According to the Insurance Information Institute, just 37 percent of renters have renters insurance. That leaves a large majority, 63 percent, of people who rent without protection from potential disasters. If you don’t have a renters policy, here’s a look at what might happen if your Vermont apartment is ever destroyed.
If I Didn’t Have Renters Insurance and My Vermont Apartment Was Destroyed, What Would Happen?
Your Landlord’s Policy Wouldn’t Provide You with Coverage
Your landlord may have an insurance policy for the building you live in, but this would be of little use to you if the apartment were destroyed. Your landlord’s policy will probably be designed to insure what they own -- the building, and perhaps some appliances inside your unit. The policy likely wouldn’t cover anything you own.

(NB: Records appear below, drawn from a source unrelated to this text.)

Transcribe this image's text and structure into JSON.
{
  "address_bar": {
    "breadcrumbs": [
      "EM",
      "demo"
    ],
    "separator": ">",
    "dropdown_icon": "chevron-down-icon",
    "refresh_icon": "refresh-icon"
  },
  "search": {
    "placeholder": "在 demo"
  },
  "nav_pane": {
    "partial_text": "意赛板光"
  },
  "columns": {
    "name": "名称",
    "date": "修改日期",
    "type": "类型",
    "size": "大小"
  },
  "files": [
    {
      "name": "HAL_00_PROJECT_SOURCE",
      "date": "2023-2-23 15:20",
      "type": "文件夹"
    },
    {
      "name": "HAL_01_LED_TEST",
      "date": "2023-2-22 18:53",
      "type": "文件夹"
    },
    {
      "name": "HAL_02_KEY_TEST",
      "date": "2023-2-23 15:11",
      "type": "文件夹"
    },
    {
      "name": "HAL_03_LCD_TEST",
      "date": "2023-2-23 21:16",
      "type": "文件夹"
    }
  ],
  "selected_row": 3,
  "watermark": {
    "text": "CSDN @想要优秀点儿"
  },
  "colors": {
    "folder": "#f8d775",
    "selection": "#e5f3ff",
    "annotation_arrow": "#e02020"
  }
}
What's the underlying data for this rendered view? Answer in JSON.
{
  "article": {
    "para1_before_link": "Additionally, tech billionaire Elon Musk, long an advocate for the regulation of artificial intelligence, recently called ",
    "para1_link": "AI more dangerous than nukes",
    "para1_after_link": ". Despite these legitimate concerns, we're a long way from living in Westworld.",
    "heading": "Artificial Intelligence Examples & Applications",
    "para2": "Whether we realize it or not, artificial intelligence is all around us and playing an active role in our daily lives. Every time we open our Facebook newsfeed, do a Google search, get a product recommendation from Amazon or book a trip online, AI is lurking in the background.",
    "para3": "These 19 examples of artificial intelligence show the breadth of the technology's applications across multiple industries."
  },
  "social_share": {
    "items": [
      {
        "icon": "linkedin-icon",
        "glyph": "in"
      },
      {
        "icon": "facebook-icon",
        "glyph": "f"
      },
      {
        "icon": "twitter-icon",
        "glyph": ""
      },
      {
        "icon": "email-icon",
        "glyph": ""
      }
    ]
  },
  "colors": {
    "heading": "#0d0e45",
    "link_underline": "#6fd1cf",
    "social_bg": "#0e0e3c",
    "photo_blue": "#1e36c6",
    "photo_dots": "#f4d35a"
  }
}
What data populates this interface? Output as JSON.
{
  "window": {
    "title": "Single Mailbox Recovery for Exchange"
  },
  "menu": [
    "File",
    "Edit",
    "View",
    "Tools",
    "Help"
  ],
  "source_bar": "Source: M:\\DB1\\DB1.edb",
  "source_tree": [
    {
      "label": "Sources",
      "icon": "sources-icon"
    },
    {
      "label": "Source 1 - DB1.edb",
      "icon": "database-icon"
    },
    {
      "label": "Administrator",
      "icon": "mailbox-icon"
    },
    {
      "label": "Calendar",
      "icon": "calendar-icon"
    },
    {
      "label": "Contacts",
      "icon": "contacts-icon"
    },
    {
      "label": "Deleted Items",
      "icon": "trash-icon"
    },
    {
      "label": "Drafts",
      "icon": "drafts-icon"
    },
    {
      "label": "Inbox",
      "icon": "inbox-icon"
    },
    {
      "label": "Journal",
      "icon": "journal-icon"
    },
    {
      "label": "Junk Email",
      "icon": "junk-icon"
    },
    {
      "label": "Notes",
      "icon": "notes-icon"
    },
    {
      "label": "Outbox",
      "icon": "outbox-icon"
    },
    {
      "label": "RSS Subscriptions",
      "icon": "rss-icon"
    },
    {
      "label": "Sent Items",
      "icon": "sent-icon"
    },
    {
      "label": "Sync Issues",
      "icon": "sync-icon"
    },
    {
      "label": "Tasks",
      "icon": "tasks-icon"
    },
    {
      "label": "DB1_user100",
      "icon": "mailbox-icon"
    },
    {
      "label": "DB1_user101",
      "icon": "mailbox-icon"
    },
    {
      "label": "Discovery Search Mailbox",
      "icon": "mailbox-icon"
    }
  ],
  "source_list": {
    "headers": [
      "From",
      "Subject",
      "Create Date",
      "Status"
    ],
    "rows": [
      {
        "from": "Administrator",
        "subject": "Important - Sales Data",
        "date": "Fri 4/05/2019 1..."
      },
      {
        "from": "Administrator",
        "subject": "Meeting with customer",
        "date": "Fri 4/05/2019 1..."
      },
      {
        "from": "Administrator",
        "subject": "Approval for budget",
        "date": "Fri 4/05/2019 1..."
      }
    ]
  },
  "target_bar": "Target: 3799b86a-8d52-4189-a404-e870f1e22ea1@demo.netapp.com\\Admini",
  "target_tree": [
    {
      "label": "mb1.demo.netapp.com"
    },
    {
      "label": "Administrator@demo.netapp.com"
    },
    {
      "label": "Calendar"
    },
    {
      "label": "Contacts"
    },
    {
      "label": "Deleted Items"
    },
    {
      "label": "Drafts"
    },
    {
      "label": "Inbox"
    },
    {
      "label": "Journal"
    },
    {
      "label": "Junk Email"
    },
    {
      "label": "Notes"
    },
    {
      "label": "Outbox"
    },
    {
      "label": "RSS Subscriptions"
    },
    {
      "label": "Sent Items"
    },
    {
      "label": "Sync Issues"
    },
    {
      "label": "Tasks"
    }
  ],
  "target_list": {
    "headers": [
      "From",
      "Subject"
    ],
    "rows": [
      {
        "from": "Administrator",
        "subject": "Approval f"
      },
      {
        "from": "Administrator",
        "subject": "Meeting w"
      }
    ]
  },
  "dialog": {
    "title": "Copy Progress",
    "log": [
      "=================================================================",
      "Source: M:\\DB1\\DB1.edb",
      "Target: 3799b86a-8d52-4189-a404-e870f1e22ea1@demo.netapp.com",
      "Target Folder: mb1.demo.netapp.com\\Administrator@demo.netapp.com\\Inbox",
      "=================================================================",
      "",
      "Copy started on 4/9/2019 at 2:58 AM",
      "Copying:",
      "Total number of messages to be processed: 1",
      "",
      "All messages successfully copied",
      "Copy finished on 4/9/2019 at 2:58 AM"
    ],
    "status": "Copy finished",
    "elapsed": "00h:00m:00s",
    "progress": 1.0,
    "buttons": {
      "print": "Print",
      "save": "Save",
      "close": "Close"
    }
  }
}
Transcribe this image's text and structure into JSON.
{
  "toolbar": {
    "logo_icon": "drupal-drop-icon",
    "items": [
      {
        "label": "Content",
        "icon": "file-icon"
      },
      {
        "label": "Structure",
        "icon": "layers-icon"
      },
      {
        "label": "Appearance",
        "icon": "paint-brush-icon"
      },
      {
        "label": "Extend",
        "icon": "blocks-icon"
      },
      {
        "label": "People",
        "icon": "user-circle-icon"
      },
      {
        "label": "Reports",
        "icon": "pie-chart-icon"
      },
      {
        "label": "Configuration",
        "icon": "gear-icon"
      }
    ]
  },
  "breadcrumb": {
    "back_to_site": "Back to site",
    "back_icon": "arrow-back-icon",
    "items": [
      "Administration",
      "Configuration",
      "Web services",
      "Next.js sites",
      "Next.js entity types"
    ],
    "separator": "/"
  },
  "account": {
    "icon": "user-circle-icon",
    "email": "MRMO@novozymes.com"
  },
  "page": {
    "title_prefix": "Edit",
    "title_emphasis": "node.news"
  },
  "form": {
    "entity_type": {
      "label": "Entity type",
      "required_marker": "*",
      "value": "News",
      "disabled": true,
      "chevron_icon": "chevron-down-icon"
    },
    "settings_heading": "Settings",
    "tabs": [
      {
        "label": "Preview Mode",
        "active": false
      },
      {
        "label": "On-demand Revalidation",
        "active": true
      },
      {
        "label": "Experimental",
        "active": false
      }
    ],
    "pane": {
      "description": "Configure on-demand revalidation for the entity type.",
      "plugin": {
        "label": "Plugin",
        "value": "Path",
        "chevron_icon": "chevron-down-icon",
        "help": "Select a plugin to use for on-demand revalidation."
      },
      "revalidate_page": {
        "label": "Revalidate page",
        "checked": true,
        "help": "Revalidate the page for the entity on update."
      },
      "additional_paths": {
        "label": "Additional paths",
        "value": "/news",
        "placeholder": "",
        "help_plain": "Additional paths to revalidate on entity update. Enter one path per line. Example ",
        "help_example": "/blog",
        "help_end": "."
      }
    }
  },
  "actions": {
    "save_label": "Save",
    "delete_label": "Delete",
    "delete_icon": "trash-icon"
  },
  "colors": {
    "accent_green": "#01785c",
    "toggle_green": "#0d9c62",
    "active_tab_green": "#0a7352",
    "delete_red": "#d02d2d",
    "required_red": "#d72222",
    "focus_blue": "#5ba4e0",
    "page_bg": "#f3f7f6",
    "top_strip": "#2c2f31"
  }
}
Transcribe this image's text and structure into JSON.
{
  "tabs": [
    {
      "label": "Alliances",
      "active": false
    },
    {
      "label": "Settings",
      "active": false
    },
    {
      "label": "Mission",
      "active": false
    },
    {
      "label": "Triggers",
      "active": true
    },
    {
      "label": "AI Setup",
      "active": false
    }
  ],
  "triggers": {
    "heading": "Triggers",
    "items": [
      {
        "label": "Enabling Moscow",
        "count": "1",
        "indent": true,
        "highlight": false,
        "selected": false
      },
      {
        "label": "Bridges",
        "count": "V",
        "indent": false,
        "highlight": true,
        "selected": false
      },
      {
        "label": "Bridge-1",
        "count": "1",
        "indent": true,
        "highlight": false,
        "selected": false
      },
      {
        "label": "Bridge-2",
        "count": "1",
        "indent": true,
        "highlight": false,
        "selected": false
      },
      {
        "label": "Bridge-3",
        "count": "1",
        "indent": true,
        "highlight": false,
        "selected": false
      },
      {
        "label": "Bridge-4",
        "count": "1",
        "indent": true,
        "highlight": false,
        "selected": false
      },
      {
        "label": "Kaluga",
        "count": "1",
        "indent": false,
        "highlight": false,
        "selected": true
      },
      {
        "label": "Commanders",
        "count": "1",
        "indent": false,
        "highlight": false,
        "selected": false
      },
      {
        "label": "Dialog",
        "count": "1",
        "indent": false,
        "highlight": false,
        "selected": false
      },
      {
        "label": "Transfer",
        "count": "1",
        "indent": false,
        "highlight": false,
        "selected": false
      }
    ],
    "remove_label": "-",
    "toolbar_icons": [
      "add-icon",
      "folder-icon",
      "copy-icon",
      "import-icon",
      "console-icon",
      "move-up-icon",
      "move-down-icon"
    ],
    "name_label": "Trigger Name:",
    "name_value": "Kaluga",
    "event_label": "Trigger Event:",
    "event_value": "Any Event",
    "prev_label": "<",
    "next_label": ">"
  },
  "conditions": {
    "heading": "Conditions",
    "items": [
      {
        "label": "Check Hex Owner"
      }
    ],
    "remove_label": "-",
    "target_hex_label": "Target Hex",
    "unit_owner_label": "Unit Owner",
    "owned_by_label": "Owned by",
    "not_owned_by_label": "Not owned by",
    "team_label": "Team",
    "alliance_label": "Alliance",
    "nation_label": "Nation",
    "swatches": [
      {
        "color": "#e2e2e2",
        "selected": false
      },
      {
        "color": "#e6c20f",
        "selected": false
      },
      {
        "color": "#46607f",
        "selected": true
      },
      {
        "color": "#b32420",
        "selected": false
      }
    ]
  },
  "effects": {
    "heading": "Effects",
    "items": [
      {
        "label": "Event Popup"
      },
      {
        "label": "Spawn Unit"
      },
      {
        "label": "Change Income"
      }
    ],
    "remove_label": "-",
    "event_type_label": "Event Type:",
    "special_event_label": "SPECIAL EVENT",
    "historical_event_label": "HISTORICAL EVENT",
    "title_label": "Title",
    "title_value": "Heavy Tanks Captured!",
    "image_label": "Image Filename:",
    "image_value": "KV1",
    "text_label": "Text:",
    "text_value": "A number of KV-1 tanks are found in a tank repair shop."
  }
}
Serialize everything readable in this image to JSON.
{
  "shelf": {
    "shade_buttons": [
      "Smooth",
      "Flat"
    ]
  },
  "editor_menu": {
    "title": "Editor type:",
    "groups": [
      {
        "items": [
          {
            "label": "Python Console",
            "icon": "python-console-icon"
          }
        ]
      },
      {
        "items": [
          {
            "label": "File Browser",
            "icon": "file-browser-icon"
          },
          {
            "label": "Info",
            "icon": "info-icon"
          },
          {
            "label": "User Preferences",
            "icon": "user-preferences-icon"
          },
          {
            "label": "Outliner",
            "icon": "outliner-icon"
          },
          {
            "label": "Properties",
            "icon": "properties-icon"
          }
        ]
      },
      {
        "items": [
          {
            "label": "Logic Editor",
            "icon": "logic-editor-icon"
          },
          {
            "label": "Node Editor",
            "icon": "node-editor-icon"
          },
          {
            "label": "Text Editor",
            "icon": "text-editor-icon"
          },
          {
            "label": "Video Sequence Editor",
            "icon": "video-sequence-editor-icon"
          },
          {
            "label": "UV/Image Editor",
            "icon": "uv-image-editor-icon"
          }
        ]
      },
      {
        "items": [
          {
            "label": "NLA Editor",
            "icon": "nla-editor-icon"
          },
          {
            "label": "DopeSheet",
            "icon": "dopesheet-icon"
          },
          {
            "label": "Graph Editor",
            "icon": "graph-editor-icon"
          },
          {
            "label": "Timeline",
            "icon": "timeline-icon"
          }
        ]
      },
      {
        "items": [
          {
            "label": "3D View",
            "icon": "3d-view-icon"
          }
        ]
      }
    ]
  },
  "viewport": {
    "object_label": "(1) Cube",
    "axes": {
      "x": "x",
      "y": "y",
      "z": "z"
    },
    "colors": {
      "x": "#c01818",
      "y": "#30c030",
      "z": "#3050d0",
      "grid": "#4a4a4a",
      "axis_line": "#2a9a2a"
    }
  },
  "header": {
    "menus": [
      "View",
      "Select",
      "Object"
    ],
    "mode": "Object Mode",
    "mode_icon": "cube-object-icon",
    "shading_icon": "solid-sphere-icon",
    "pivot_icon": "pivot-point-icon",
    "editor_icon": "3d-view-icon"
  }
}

You Might End Up Accepting Hand-Me-Downs
To start with, you’d likely have to replace any personal possessions that were lost in the incident. Without personal property coverage through a renters insurance policy, you’d have to pay for any new belongings yourself.
For most renters, replacing everything they own is financially unfeasible. Unless you’ve amassed significant savings, you’d likely have to rely on the charity of others to help you replace what you lost. Be prepared to accept hand-me-downs from family and friends. How does a bright pink laptop or a well-loved couch sound? When relying on others, you can’t be too picky about style and condition.
You May Need to Move in With the In-Laws
If your apartment is destroyed, you probably would either be provided alternative accommodations by your landlord or released from your lease. After all, if they don’t have a place for you to stay, they likely can’t charge you rent.
Having your lease terminated would seem to give you money to put towards rent somewhere else, but it could be some time before you had the finances necessary to rent another place. You’d likely have to save up enough for at least the first month’s rent and a security deposit, and you may need the last month’s rent, too. Even if your landlord refunds your current security deposit, you might not get it right away. Moreover, you’d have to save up while also replacing lost belongings -- some of which you may need for work or school.
You’d likely end up needing a cheap or free place to live for at least a few days, and you might have to forestall moving into a new apartment for several months. Without money for another place, be prepared to move in with family or friends -- perhaps even the in-laws if you’re married. How’d several weeks or months in their place sound?
If you’re found to be responsible for the incident, you might be held financially responsible for the damage caused. Without renters liability insurance, you’d probably have to pay for any legal defense and settlement yourself.
Assuming your entire unit was damaged, the costs associated with the incident could easily total $100,000 -- and possibly much, much more. With no renters liability insurance coverage, such expenses may force you to declare bankruptcy. If you do, purchasing new belongings and finding a new apartment in Vermont would be difficult, to say the least. Be prepared to continue accepting hand-me-downs and living with the in-laws for some time.
Renters Insurance Helps Protect Against These Risks
To avoid these potential dangers, become one of the renters who has a renters policy. Most renters policies include:
Personal Property Coverage, which could help pay for belongings that were destroyed
Loss of Use Coverage, which could help you afford alternative accommodations
Renters Liability Insurance Coverage, which could help you pay legal fees and settlements associated with covered claims filed against you
For help finding renters insurance, contact an independent insurance agent in your area. In just a few minutes, an independent agent can have several quotes from Vermont insurers for you to compare and choose from. Signing up for one of the policies usually takes just another few moments.